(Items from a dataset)
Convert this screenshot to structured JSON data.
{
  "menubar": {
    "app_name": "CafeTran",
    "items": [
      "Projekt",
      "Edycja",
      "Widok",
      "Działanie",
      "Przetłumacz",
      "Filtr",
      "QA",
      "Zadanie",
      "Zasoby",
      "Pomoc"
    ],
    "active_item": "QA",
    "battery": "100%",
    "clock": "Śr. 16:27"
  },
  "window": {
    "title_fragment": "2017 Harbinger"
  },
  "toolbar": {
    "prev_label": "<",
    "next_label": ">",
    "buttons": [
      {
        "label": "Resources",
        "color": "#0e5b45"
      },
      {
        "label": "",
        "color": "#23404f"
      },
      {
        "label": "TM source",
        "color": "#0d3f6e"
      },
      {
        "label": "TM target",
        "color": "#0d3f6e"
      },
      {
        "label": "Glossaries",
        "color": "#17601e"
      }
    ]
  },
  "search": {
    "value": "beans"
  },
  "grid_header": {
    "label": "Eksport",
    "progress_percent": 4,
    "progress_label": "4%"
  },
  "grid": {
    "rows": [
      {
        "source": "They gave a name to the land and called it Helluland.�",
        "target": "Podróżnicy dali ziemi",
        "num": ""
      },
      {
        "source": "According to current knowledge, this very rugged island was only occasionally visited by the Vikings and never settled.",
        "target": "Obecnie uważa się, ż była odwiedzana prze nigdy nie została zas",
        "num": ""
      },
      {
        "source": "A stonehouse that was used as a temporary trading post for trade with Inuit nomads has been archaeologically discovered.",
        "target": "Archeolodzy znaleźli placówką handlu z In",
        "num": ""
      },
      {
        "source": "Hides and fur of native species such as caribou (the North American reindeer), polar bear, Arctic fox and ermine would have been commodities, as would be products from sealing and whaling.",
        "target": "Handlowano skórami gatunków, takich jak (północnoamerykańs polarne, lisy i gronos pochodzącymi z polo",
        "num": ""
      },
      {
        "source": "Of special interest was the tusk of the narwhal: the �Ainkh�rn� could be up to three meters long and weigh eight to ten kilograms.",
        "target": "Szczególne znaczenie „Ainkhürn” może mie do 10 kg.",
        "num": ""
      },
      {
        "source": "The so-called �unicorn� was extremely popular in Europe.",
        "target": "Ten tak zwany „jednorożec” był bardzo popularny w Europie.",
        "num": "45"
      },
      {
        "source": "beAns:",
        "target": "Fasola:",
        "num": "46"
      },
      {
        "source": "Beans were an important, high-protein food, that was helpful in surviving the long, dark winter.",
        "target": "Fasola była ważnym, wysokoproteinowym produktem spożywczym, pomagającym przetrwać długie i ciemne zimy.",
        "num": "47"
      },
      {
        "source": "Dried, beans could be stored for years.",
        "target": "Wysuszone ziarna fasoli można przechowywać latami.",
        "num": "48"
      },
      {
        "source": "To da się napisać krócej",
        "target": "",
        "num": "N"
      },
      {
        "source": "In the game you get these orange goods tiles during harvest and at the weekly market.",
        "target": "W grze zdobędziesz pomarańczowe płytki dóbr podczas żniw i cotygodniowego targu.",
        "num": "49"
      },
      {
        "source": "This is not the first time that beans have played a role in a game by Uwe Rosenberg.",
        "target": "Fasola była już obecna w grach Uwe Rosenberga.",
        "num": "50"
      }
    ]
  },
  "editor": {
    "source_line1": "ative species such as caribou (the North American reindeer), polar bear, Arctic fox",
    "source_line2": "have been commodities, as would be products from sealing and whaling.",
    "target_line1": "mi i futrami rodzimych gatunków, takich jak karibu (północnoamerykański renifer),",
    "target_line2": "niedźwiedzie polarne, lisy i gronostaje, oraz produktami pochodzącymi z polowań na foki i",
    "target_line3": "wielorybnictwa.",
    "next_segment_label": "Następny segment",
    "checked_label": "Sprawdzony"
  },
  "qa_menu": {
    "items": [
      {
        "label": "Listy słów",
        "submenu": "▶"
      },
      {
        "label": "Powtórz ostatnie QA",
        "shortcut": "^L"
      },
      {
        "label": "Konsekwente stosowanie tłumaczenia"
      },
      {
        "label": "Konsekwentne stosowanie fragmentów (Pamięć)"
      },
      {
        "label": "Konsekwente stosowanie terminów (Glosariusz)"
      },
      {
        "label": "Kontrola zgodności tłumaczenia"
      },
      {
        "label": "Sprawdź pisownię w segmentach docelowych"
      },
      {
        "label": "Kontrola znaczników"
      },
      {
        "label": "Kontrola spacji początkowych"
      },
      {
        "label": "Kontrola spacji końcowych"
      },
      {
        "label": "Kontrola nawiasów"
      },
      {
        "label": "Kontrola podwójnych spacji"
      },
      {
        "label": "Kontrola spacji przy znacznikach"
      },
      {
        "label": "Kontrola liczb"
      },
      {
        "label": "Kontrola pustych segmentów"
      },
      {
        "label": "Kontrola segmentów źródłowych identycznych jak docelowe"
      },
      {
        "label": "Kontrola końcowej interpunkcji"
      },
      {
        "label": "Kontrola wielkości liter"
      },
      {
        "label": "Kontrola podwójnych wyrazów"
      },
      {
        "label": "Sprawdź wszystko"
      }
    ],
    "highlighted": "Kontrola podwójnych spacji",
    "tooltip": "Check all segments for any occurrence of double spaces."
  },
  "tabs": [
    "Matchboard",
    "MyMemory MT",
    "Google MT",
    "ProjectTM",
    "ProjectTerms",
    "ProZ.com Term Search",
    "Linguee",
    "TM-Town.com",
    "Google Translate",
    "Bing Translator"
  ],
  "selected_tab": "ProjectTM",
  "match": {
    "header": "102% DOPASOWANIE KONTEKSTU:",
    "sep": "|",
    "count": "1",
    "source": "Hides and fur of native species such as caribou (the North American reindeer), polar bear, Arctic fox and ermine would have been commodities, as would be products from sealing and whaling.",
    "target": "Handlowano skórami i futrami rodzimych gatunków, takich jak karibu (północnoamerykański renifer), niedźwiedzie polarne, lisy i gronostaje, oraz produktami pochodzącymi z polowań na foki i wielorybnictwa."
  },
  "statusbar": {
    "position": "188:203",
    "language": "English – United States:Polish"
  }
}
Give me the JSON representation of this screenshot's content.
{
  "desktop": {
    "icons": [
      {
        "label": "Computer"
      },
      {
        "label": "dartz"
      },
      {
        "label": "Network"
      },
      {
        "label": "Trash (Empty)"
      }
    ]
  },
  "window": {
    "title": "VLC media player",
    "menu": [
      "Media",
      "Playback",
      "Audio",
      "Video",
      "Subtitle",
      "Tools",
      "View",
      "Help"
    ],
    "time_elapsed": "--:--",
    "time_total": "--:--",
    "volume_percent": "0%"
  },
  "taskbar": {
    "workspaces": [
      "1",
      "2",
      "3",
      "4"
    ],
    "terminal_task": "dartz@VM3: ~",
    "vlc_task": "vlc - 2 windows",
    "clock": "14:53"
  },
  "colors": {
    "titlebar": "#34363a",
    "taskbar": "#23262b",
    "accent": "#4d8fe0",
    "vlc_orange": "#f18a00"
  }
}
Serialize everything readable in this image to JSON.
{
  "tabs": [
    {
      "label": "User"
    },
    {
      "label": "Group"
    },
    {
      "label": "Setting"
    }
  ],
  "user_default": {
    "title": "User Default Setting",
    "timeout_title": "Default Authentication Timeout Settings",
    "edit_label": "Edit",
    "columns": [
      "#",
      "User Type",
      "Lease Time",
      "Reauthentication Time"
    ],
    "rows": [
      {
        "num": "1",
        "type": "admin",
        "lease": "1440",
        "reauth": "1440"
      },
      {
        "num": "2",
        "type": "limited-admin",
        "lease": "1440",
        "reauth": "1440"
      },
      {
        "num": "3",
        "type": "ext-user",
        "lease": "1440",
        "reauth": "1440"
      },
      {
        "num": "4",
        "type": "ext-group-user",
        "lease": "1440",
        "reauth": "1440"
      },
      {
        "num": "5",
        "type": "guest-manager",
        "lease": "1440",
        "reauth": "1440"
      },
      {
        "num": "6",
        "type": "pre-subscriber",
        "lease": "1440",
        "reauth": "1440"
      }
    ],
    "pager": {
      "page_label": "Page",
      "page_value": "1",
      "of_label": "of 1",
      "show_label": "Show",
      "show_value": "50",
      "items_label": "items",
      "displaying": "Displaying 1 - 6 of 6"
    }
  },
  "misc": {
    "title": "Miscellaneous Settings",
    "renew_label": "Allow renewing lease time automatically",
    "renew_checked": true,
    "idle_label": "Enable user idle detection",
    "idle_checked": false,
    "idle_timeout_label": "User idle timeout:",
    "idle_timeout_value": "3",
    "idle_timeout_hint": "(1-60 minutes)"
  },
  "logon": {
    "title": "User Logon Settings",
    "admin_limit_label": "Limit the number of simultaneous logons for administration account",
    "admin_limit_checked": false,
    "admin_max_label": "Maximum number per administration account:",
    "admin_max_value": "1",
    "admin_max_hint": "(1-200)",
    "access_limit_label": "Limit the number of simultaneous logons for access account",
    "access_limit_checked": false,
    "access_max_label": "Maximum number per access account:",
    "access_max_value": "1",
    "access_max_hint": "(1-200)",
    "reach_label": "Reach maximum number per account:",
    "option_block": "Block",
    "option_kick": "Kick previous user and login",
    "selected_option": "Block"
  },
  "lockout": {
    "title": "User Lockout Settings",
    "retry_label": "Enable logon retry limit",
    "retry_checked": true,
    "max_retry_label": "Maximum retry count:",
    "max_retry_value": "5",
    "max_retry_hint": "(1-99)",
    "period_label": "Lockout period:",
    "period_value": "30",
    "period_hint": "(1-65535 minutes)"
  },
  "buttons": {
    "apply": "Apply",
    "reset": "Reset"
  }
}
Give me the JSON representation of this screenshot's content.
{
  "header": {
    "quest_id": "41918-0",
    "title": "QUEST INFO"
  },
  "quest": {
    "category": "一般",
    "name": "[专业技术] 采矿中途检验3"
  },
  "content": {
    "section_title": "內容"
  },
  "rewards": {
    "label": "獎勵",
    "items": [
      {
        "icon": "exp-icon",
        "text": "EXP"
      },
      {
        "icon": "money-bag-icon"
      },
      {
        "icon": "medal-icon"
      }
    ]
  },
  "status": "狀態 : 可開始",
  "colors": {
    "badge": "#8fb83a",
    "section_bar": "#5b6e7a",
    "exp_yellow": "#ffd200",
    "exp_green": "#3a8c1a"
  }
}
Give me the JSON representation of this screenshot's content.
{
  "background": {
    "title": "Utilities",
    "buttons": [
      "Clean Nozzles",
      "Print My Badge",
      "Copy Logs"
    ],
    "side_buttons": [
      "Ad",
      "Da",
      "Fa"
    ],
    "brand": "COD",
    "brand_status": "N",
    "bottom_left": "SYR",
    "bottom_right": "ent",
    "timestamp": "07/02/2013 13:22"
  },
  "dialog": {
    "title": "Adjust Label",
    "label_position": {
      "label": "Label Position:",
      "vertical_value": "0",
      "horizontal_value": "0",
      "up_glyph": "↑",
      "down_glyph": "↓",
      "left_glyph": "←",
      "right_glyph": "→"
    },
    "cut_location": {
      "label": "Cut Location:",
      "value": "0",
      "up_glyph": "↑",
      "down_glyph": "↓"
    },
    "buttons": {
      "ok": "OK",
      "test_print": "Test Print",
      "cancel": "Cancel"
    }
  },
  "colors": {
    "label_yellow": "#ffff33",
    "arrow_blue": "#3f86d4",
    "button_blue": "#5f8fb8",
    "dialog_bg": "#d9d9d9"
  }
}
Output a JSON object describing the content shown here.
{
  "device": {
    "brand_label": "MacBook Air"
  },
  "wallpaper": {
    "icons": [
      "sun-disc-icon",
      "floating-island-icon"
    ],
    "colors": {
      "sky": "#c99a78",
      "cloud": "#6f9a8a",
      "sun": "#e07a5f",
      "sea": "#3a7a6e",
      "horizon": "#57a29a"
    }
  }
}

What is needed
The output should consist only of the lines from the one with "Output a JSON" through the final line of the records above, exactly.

Solution to the exercise
Output a JSON object describing the content shown here.
{
  "device": {
    "brand_label": "MacBook Air"
  },
  "wallpaper": {
    "icons": [
      "sun-disc-icon",
      "floating-island-icon"
    ],
    "colors": {
      "sky": "#c99a78",
      "cloud": "#6f9a8a",
      "sun": "#e07a5f",
      "sea": "#3a7a6e",
      "horizon": "#57a29a"
    }
  }
}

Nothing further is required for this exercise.